What you will do » Among the lines of the material, copy those that hold the string "zbrave".

Data to examine »
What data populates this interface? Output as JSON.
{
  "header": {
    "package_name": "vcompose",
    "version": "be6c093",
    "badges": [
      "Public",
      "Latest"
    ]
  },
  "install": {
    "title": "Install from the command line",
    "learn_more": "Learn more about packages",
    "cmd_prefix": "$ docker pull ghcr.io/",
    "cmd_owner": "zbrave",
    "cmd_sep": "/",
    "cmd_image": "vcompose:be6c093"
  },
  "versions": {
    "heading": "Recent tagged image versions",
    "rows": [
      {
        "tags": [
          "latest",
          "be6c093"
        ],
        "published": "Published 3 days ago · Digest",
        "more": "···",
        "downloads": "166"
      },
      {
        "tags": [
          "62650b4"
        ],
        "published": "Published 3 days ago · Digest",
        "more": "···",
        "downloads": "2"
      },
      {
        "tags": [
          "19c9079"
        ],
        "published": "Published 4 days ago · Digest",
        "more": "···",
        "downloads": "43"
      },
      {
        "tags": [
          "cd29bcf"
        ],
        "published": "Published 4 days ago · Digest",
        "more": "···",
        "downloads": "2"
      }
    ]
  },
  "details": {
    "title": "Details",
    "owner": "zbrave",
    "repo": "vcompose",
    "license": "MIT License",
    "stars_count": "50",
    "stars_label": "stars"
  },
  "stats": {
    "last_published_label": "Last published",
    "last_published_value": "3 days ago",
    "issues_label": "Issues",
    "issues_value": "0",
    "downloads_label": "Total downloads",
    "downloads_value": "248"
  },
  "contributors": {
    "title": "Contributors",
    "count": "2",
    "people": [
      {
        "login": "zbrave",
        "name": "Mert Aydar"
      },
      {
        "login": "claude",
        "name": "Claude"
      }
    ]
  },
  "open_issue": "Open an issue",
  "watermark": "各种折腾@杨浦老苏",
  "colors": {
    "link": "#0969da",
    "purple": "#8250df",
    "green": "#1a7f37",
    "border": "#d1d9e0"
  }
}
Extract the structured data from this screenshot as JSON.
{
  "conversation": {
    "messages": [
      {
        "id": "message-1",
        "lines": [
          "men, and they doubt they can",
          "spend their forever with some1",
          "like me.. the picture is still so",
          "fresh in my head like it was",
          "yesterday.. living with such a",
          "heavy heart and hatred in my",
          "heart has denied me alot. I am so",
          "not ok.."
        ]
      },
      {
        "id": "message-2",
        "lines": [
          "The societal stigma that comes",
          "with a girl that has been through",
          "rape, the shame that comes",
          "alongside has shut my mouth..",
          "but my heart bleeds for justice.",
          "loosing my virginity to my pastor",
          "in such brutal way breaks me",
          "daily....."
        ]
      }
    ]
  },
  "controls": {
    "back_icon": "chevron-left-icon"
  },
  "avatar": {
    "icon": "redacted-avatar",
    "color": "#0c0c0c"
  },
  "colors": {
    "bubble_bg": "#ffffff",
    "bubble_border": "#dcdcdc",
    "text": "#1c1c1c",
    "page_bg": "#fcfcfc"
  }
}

Task output »
    "cmd_owner": "zbrave",
    "owner": "zbrave",
        "login": "zbrave",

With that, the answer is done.